– If you were to travel way back in time, maybe 10 or 20 years ago, palaeontologists would have said that we’d never know what colour dinosaurs were. But now, we can actually uncover the colour of some well-preserved dinosaur fossils. You can’t actually see the colours in front of you but you can tell by looking for microscopic patterns. On feathers, in particular. In small flying dinosaurs such as Anchiornis, we can look at fossil feathers and see tiny structures called melanosomes. They’re the same tiny structures found in your hair, which gives it its colour. The size, shape and organisation of these little molecules determine different colours. Researchers looked at melanosomes from feathers found on birds alive today to get a good background understanding of which melanosomes (and patterns) create which colours. Then, by identifying the patterns and shapes of melanosomes from Anchiornis fossil feathers, the scientists were able to understand what colour the dinosaurs would have been. So, what colour was Anchiornis? It was black and white with a red head crest and red cheeks.
– We’ve all had those bad days . . . maybe it’s raining and you can’t go out and play or you have a lot of homework, but 66 million years ago, the dinosaurs had the ultimate bad day. Right at the end of the Cretaceous period, when some of the most famous dinosaurs such as Triceratops and T. rex were roaming the planet, a speck appeared in the sky. It was an asteroid, travelling at over 30,000 kilometres per hour. Within a matter of seconds, it had crashed into the shallow sea just north or where Mexico is now. The force of the impact is estimated to be the same as one billion nuclear bombs going off at once . . . the rest, as they say, is history! Nothing larger than a sheep survived and 75% of life on Earth was wiped out, including the dinosaurs.
– Although we often say that dinosaurs are extinct, it isn’t true. They are still alive today and I think you might even see one by the time you go to bed this evening, because . . . birds are dinosaurs. Actual dinosaurs. They’re not ‘like dinosaurs’ or ‘sort of dinosaurs’, they are living dinosaurs. They’re just as much part of the dinosaur family as Spinosaurus, Velociraptor and even Tyrannosaurus rex.

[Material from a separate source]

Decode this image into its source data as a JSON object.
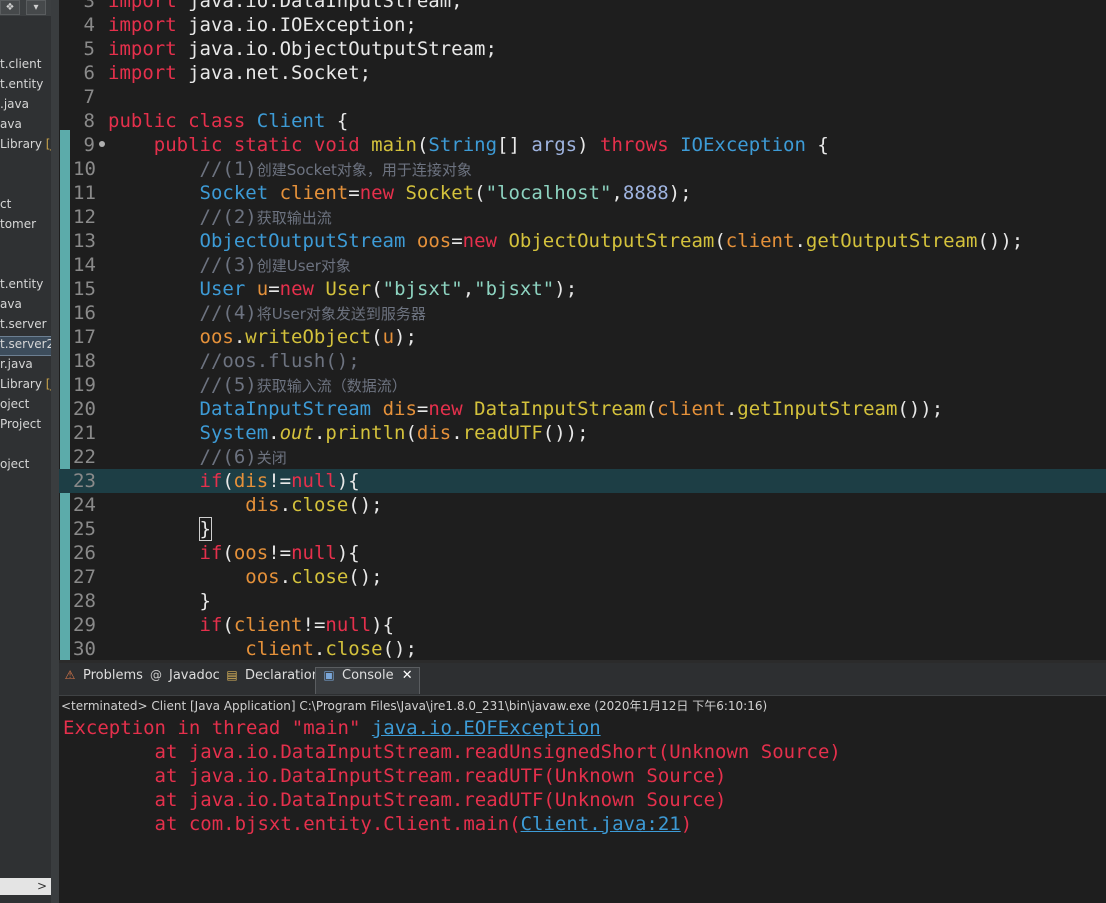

For the last one hundred years or so, we have had a good understanding that the two groups were very closely related but it was only in the last 20 years or so that we can finally say that yes, birds are dinosaurs.
Photo by Tom Warry
‘SO YOU THINK YOU KNOW ABOUT DINOSAURS?’ 2019 UK TOUR LISTINGS
also all dates at www.bengarrod.co.uk
3pm Dunoon, Queens Hall
£12 (Adult), £10 (kids), £40 (Family ticket)
3pm Oban, Corran Halls
500 £12 (Adult), £10 (kids), £40 (Family ticket)
12.30pm Shetland Mareel Arts
£16, £14, Family £50
2pm Dorking Halls
£15.50, £12.50, Family £52
2.30pm Chipping Norton Theatre
2.30pm Bristol 1532 Theatre
£12 family £45
3pm Worcester Huntingdon Hall
£15, £12, £48
2pm Bury, Met Theatre (Manchester)
2.30pm Liverpool Epstein
£13 , £16, £50
3pm Abingdon, Amey theatre
£12 , £10, £40
3pm Bury St Edmunds, Apex Theatre
£13.50, £11, Family ticket £44